Thousands of elderly people reliant on care at home are either ‘unable or unwilling’ to receive the COVID-19 vaccine, the chief executive of home care firm Cera has said.
The home care provider has revealed only one per cent of the 10,000 older people, his firm cares for in their own homes, has received the jab because they are either too frail to travel to vaccination settings or are too fearful of getting infected with the virus to make the journey.
‘Logistical and lifestyle challenges’
Cera’s chief executive Dr Ben Maruthappu has said 29 per cent of its home care workers have had the jab.
Dr Ben Maruthappu told The Guardian: “Whilst we were right to prioritise older people for vaccinations, we have totally overlooked the logistical and lifestyle challenges that many of them face in attending appointments.
“Our data points to a stark problem that needs to be addressed urgently. If those that are unable or unwilling to attend remote appointments aren’t vaccinated in their own homes, we’ll continue to see the virus spread among the most vulnerable and won’t be able to get the R rate down sufficiently.”
Earlier this month, Cera announced it is set to create 5,000 new jobs in 2021.

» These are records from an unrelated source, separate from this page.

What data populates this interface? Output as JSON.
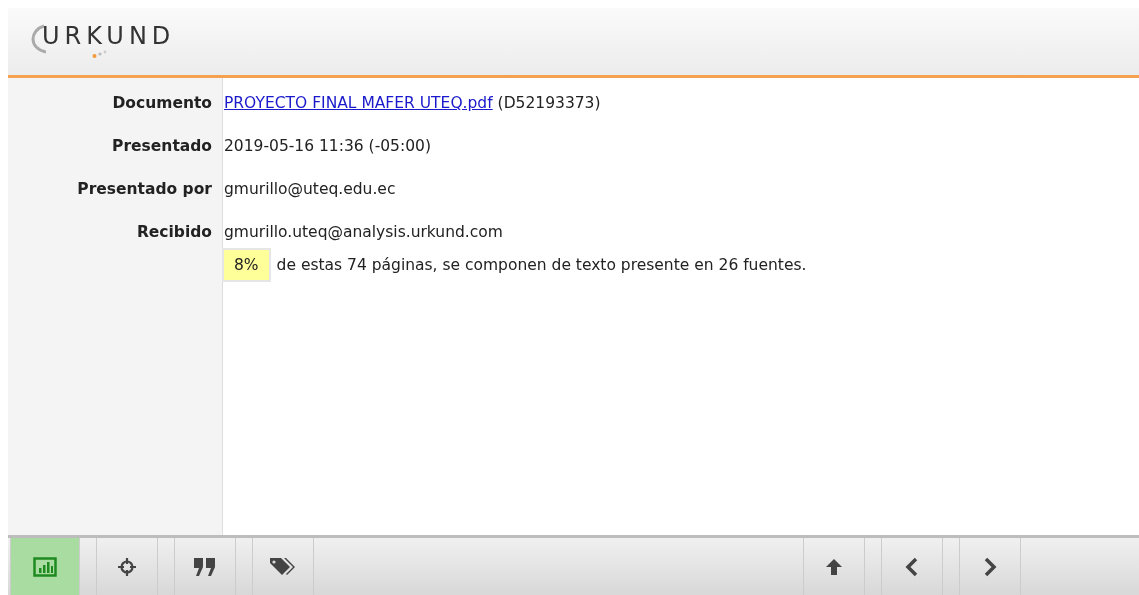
{
  "header": {
    "logo": "URKUND"
  },
  "details": [
    {
      "label": "Documento",
      "link": "PROYECTO FINAL MAFER UTEQ.pdf",
      "value": "(D52193373)"
    },
    {
      "label": "Presentado",
      "value": "2019-05-16 11:36 (-05:00)"
    },
    {
      "label": "Presentado por",
      "value": "gmurillo@uteq.edu.ec"
    },
    {
      "label": "Recibido",
      "value": "gmurillo.uteq@analysis.urkund.com"
    }
  ],
  "summary": {
    "percent": "8%",
    "text": "de estas 74 páginas, se componen de texto presente en 26 fuentes."
  },
  "toolbar": {
    "left": [
      {
        "kind": "chart",
        "selected": true
      },
      {
        "kind": "crosshair",
        "selected": false
      },
      {
        "kind": "quote",
        "selected": false
      },
      {
        "kind": "tags",
        "selected": false
      }
    ],
    "right": [
      {
        "kind": "up",
        "selected": false
      },
      {
        "kind": "prev",
        "selected": false
      },
      {
        "kind": "next",
        "selected": false
      }
    ]
  }
}
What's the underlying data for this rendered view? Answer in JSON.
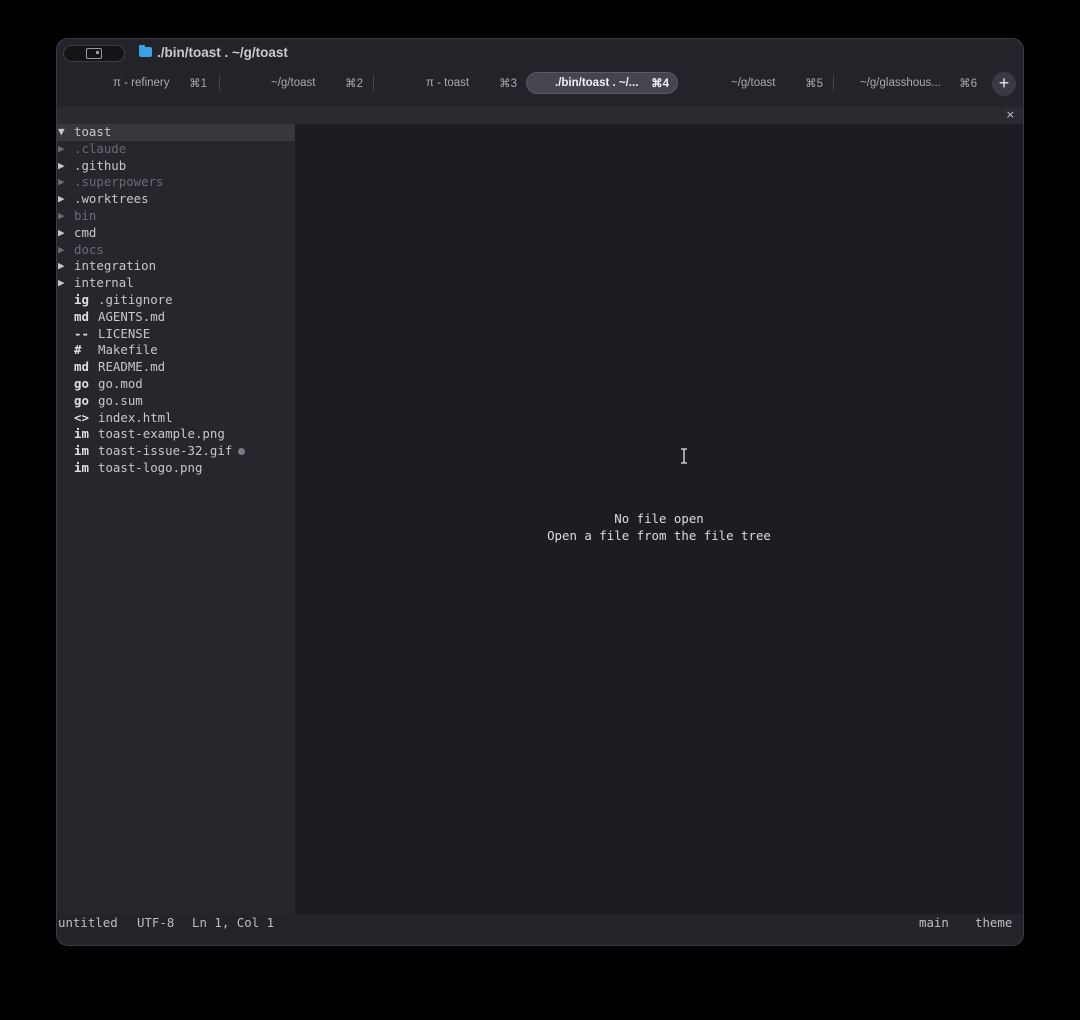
{
  "window": {
    "title": "./bin/toast . ~/g/toast"
  },
  "tabs": [
    {
      "label": "π - refinery",
      "shortcut": "⌘1"
    },
    {
      "label": "~/g/toast",
      "shortcut": "⌘2"
    },
    {
      "label": "π - toast",
      "shortcut": "⌘3"
    },
    {
      "label": "./bin/toast . ~/...",
      "shortcut": "⌘4",
      "active": true
    },
    {
      "label": "~/g/toast",
      "shortcut": "⌘5"
    },
    {
      "label": "~/g/glasshous...",
      "shortcut": "⌘6"
    }
  ],
  "new_tab_label": "+",
  "close_label": "×",
  "tree": {
    "root": {
      "arrow": "▼",
      "name": "toast"
    },
    "folders": [
      {
        "arrow": "▶",
        "name": ".claude",
        "dim": true
      },
      {
        "arrow": "▶",
        "name": ".github",
        "dim": false
      },
      {
        "arrow": "▶",
        "name": ".superpowers",
        "dim": true
      },
      {
        "arrow": "▶",
        "name": ".worktrees",
        "dim": false
      },
      {
        "arrow": "▶",
        "name": "bin",
        "dim": true
      },
      {
        "arrow": "▶",
        "name": "cmd",
        "dim": false
      },
      {
        "arrow": "▶",
        "name": "docs",
        "dim": true
      },
      {
        "arrow": "▶",
        "name": "integration",
        "dim": false
      },
      {
        "arrow": "▶",
        "name": "internal",
        "dim": false
      }
    ],
    "files": [
      {
        "type": "ig",
        "name": ".gitignore"
      },
      {
        "type": "md",
        "name": "AGENTS.md"
      },
      {
        "type": "--",
        "name": "LICENSE"
      },
      {
        "type": "#",
        "name": "Makefile"
      },
      {
        "type": "md",
        "name": "README.md"
      },
      {
        "type": "go",
        "name": "go.mod"
      },
      {
        "type": "go",
        "name": "go.sum"
      },
      {
        "type": "<>",
        "name": "index.html"
      },
      {
        "type": "im",
        "name": "toast-example.png"
      },
      {
        "type": "im",
        "name": "toast-issue-32.gif",
        "modified": true
      },
      {
        "type": "im",
        "name": "toast-logo.png"
      }
    ]
  },
  "editor": {
    "empty_title": "No file open",
    "empty_subtitle": "Open a file from the file tree"
  },
  "status": {
    "filename": "untitled",
    "encoding": "UTF-8",
    "position": "Ln 1, Col 1",
    "branch": "main",
    "theme": "theme"
  },
  "colors": {
    "window_bg": "#232329",
    "editor_bg": "#1c1c22",
    "tree_bg": "#26262c",
    "folder_icon": "#3aa0e8",
    "active_tab_bg": "#45454d"
  }
}
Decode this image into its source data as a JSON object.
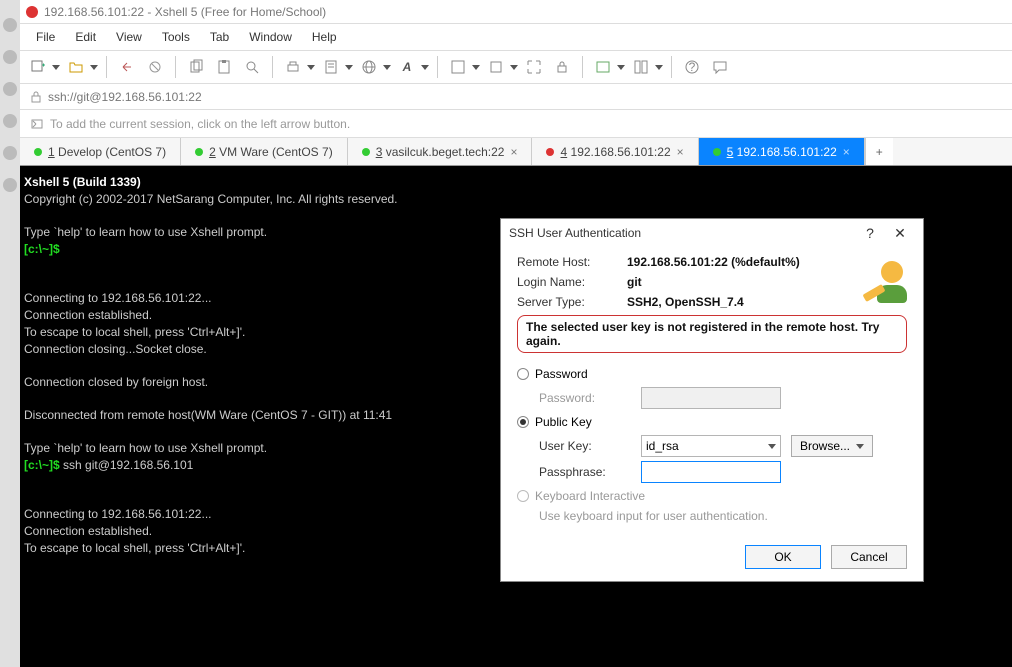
{
  "window": {
    "title": "192.168.56.101:22 - Xshell 5 (Free for Home/School)"
  },
  "menu": {
    "items": [
      "File",
      "Edit",
      "View",
      "Tools",
      "Tab",
      "Window",
      "Help"
    ]
  },
  "address": {
    "url": "ssh://git@192.168.56.101:22"
  },
  "info": {
    "hint": "To add the current session, click on the left arrow button."
  },
  "tabs": {
    "items": [
      {
        "num": "1",
        "label": "Develop (CentOS 7)",
        "color": "green"
      },
      {
        "num": "2",
        "label": "VM Ware  (CentOS 7)",
        "color": "green"
      },
      {
        "num": "3",
        "label": "vasilcuk.beget.tech:22",
        "color": "green"
      },
      {
        "num": "4",
        "label": "192.168.56.101:22",
        "color": "red"
      },
      {
        "num": "5",
        "label": "192.168.56.101:22",
        "color": "green",
        "active": true
      }
    ]
  },
  "terminal": {
    "l1": "Xshell 5 (Build 1339)",
    "l2": "Copyright (c) 2002-2017 NetSarang Computer, Inc. All rights reserved.",
    "l3": "Type `help' to learn how to use Xshell prompt.",
    "p1": "[c:\\~]$",
    "l4": "Connecting to 192.168.56.101:22...",
    "l5": "Connection established.",
    "l6": "To escape to local shell, press 'Ctrl+Alt+]'.",
    "l7": "Connection closing...Socket close.",
    "l8": "Connection closed by foreign host.",
    "l9": "Disconnected from remote host(WM Ware (CentOS 7 - GIT)) at 11:41",
    "l10": "Type `help' to learn how to use Xshell prompt.",
    "p2": "[c:\\~]$ ",
    "cmd": "ssh git@192.168.56.101",
    "l11": "Connecting to 192.168.56.101:22...",
    "l12": "Connection established.",
    "l13": "To escape to local shell, press 'Ctrl+Alt+]'."
  },
  "dialog": {
    "title": "SSH User Authentication",
    "remote_host_label": "Remote Host:",
    "remote_host": "192.168.56.101:22 (%default%)",
    "login_name_label": "Login Name:",
    "login_name": "git",
    "server_type_label": "Server Type:",
    "server_type": "SSH2, OpenSSH_7.4",
    "error": "The selected user key is not registered in the remote host. Try again.",
    "radio_password": "Password",
    "field_password": "Password:",
    "radio_publickey": "Public Key",
    "field_userkey": "User Key:",
    "userkey_value": "id_rsa",
    "browse": "Browse...",
    "field_passphrase": "Passphrase:",
    "passphrase_value": "",
    "radio_kbd": "Keyboard Interactive",
    "kbd_sub": "Use keyboard input for user authentication.",
    "ok": "OK",
    "cancel": "Cancel"
  }
}
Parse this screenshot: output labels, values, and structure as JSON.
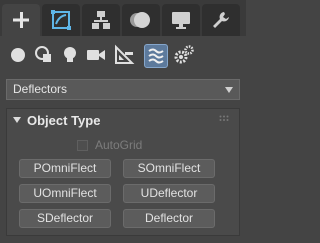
{
  "command_tabs": [
    {
      "name": "create",
      "icon": "plus-icon"
    },
    {
      "name": "modify",
      "icon": "modify-icon"
    },
    {
      "name": "hierarchy",
      "icon": "hierarchy-icon"
    },
    {
      "name": "motion",
      "icon": "motion-icon"
    },
    {
      "name": "display",
      "icon": "display-icon"
    },
    {
      "name": "utilities",
      "icon": "wrench-icon"
    }
  ],
  "category_icons": [
    {
      "name": "geometry",
      "icon": "sphere-icon"
    },
    {
      "name": "shapes",
      "icon": "shapes-icon"
    },
    {
      "name": "lights",
      "icon": "bulb-icon"
    },
    {
      "name": "cameras",
      "icon": "camera-icon"
    },
    {
      "name": "helpers",
      "icon": "helpers-icon"
    },
    {
      "name": "space-warps",
      "icon": "space-warp-icon"
    },
    {
      "name": "systems",
      "icon": "gears-icon"
    }
  ],
  "subcategory_dropdown": {
    "selected": "Deflectors"
  },
  "rollout": {
    "title": "Object Type",
    "autogrid_label": "AutoGrid",
    "autogrid_checked": false,
    "buttons": [
      "POmniFlect",
      "SOmniFlect",
      "UOmniFlect",
      "UDeflector",
      "SDeflector",
      "Deflector"
    ]
  },
  "colors": {
    "panel_bg": "#444444",
    "active_category": "#5d7a9c"
  }
}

But the challenging vaccine rollout for people receiving care at home has led Cera’s boss to call for vaccine training for home care workers and for mobile units to deliver it to people receiving care at home.
In a tweet posted on 25 January, Cera (@ceracare) stated: ‘We’re calling for in-home testing to help the #ForgottenMillion’.
Meanwhile, the government announced on 25 January that a ‘Community Champions’ system is being set up to provide advice on COVID-19 vaccination to boost take up amongst at risk groups such as older people and disabled people.
Over £23 million funding has been allocated to 60 councils and voluntary groups in England to deliver the scheme in a bid to tackle vaccine hesitation.
Secretary of State for Health and Social Care Matt Hancock said: “Throughout the pandemic, our priority has been to protect the most vulnerable.
“It is vital higher-risk groups are able to access the advice and information they need whether it’s about testing, accessing the NHS or the benefits of a lifesaving vaccine. I’m delighted to see further funding going to local areas to support their communities during this challenging time.”